**Work order**
Could you copy every line of the data that contains the word "label"?

(Dataset rows describing interfaces)

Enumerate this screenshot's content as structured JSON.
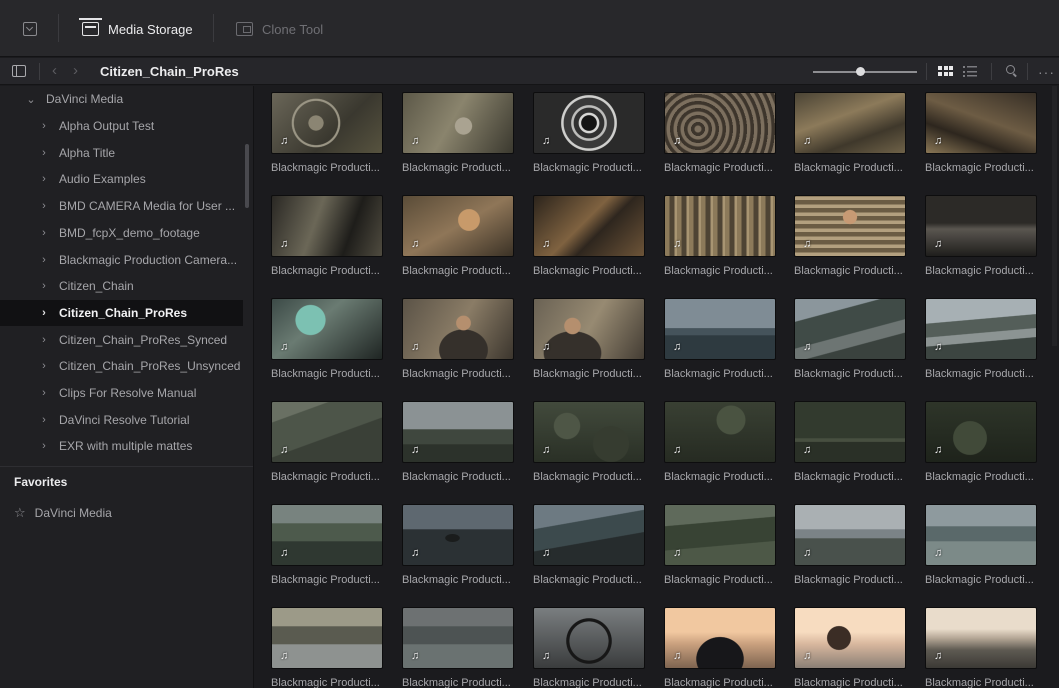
{
  "topbar": {
    "tools": [
      {
        "label": "Media Storage",
        "icon": "media-storage-icon",
        "active": true
      },
      {
        "label": "Clone Tool",
        "icon": "clone-tool-icon",
        "active": false
      }
    ]
  },
  "subbar": {
    "title": "Citizen_Chain_ProRes",
    "zoom_fraction": 0.45
  },
  "sidebar": {
    "root": "DaVinci Media",
    "items": [
      "Alpha Output Test",
      "Alpha Title",
      "Audio Examples",
      "BMD CAMERA Media for User ...",
      "BMD_fcpX_demo_footage",
      "Blackmagic Production Camera...",
      "Citizen_Chain",
      "Citizen_Chain_ProRes",
      "Citizen_Chain_ProRes_Synced",
      "Citizen_Chain_ProRes_Unsynced",
      "Clips For Resolve Manual",
      "DaVinci Resolve Tutorial",
      "EXR with multiple mattes"
    ],
    "selected_index": 7,
    "favorites_title": "Favorites",
    "favorites": [
      "DaVinci Media"
    ]
  },
  "clips": {
    "caption": "Blackmagic Producti...",
    "audio_glyph": "♫",
    "thumbs": [
      "t-bike1",
      "t-bike2",
      "t-wheel",
      "t-wheels",
      "t-bench1",
      "t-bench2",
      "t-shop1",
      "t-shop2",
      "t-shop3",
      "t-shop4",
      "t-shop5",
      "t-shop6",
      "t-helmet",
      "t-man1",
      "t-man2",
      "t-bridge",
      "t-road1",
      "t-road2",
      "t-hill1",
      "t-hill2",
      "t-brush1",
      "t-brush2",
      "t-brush3",
      "t-brush4",
      "t-coast1",
      "t-rider",
      "t-road3",
      "t-hill3",
      "t-sea1",
      "t-sea2",
      "t-sea3",
      "t-sea4",
      "t-bikeeve",
      "t-jersey",
      "t-sunset",
      "t-sunset2"
    ]
  },
  "colors": {
    "background": "#1b1b1e",
    "sidebar": "#202023",
    "selected_row": "#111113",
    "accent_text": "#ececee"
  }
}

**Written answer**
        "label": "Media Storage",
        "label": "Clone Tool",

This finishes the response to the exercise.